Sarnia-Lambton MP Marilyn Gladu is backtracking on some statements she made about COVID-19 vaccines on a national political show over the weekend.

Gladu, who is part of a newly formed Civil Liberties Caucus in the Conservative Party, told CTV’s Question Period, the group is looking out for the rights of the unvaccinated. The comments which drew the most fire where when Gladu compared COVID-19 to polio.

“In terms of the risk, people that got polio, many of them died and many of them were crippled, and that is not the same frequency of risk that we see with COVID-19…I’m just receiving the information from medical experts that talk about the relative risk.

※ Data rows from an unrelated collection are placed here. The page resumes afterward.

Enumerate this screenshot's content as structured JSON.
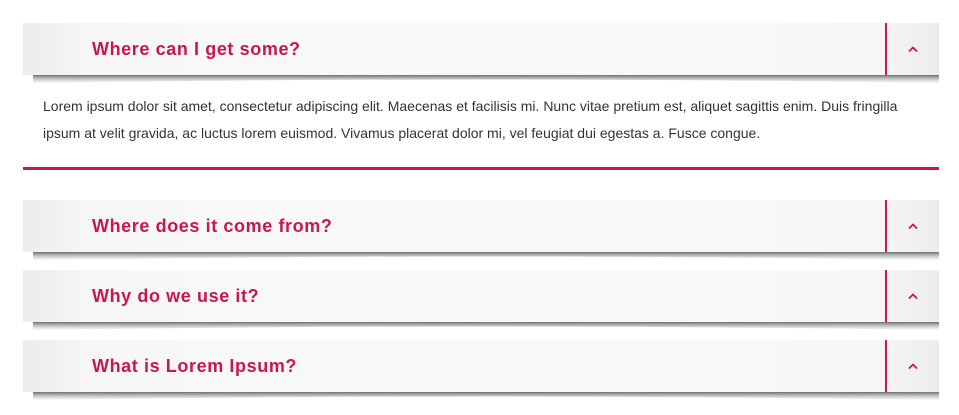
{
  "colors": {
    "accent": "#c9164e",
    "header_bg": "#f8f8f8",
    "text": "#333333"
  },
  "faq": {
    "items": [
      {
        "title": "Where can I get some?",
        "expanded": true,
        "icon": "chevron-up-icon",
        "body": "Lorem ipsum dolor sit amet, consectetur adipiscing elit. Maecenas et facilisis mi. Nunc vitae pretium est, aliquet sagittis enim. Duis fringilla ipsum at velit gravida, ac luctus lorem euismod. Vivamus placerat dolor mi, vel feugiat dui egestas a. Fusce congue."
      },
      {
        "title": "Where does it come from?",
        "expanded": false,
        "icon": "chevron-up-icon"
      },
      {
        "title": "Why do we use it?",
        "expanded": false,
        "icon": "chevron-up-icon"
      },
      {
        "title": "What is Lorem Ipsum?",
        "expanded": false,
        "icon": "chevron-up-icon"
      }
    ]
  }
}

I’m not a doctor myself,” Gladu told Evan Soloman.

The Conservative Leader, Erin O’Toole, who has not required his caucus to be vaccinated, chided Gladu a day later while speaking with reporters.

“It’s important for members of Parliament to advocate for their constituents who may be losing a job or may need reasonable accommodation, we do that all the time on a range of issues. But it’s very different to cause confusion with respect to the health and well-being of Canadians and Ms. Gladu’s interview did that yesterday,” he told reporters on Monday.

The Independent asked for an interview with the MP about her comments, but was told by staff she was unavailable. Instead, we were offered a written statement which was also posted on social media.

“I would like to apologize for my inappropriate comments about COVID-19 vaccines during a recent CTV interview,” Gladu wrote.
“Upon reflection, I recognize how dangerous it is to share misinformation about the severity of COVID-19 and the safety and efficacy of vaccines. I retract these comments in full.
“I apologize unreservedly to Canadians. I also apologize to my caucus colleagues and Leader for the distraction my comments have created,” she says.

“Vaccines are a safe and effective way to limit the spread of COVID-19 and prevent serious illness. I encourage every Canadian, who is able, to get vaccinated. When it comes to the safety and efficacy of vaccines, it should be physicians and public health experts who advise Canadians, not politicians.”